» Task prompt
Line filter on the word "total": copy each matching line from the entries.

» Task material
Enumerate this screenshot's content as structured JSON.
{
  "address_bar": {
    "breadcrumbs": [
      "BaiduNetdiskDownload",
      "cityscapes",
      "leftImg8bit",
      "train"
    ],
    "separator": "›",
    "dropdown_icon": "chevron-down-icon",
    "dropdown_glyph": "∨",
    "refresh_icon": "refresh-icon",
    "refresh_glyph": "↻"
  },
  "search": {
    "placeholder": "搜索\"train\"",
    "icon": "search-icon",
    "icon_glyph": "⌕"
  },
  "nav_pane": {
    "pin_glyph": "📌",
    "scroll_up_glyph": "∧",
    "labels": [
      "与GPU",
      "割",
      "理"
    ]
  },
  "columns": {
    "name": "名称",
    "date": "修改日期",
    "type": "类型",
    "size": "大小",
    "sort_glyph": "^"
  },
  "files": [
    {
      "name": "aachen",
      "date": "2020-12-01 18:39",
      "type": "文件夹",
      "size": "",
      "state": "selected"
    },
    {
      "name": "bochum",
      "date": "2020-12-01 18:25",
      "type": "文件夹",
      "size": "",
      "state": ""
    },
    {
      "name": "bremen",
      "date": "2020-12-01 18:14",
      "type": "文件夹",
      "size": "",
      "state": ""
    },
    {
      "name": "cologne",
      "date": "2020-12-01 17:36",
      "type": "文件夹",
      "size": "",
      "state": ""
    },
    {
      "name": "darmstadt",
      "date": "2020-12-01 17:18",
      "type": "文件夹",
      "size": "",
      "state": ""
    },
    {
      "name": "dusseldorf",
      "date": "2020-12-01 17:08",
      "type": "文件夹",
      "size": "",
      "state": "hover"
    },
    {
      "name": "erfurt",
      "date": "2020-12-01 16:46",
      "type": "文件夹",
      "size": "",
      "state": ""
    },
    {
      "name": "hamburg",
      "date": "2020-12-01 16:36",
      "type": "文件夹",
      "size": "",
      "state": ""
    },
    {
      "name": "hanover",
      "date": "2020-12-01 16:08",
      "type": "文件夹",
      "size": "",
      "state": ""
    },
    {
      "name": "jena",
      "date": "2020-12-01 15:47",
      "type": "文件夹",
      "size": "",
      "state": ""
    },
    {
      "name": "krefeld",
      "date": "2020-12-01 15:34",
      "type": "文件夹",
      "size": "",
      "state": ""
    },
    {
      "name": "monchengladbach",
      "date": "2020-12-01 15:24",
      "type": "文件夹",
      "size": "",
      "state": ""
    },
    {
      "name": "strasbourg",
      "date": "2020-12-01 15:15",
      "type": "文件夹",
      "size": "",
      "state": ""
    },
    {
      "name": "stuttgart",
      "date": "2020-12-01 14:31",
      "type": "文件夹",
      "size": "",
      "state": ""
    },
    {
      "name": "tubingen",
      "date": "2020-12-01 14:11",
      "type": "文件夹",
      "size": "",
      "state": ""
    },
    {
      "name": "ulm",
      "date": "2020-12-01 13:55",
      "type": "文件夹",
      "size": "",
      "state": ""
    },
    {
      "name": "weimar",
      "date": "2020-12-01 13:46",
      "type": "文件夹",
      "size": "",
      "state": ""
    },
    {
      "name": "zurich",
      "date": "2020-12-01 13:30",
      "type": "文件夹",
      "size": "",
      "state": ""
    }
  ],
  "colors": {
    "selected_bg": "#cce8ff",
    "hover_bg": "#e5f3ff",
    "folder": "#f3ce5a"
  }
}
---
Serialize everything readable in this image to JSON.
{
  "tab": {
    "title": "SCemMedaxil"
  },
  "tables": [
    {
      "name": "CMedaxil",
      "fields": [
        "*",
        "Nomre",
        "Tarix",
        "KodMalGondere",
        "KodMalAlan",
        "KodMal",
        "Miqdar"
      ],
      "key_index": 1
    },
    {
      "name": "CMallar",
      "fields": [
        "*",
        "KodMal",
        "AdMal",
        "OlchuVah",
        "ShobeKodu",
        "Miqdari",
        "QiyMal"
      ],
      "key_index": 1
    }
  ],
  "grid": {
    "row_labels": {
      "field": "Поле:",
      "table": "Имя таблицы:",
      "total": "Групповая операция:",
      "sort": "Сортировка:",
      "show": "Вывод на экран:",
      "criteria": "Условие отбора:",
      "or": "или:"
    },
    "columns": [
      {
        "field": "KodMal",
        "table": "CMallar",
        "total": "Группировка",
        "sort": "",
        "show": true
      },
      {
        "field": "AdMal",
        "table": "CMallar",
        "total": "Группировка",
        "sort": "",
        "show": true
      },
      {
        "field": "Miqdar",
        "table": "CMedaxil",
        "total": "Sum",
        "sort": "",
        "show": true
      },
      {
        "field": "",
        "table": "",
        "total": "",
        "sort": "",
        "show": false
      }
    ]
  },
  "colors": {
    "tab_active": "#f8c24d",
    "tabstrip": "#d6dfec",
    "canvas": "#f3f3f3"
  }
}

» Solution
      "total": "Групповая операция:",
        "total": "Группировка",
        "total": "Группировка",
        "total": "Sum",
        "total": "",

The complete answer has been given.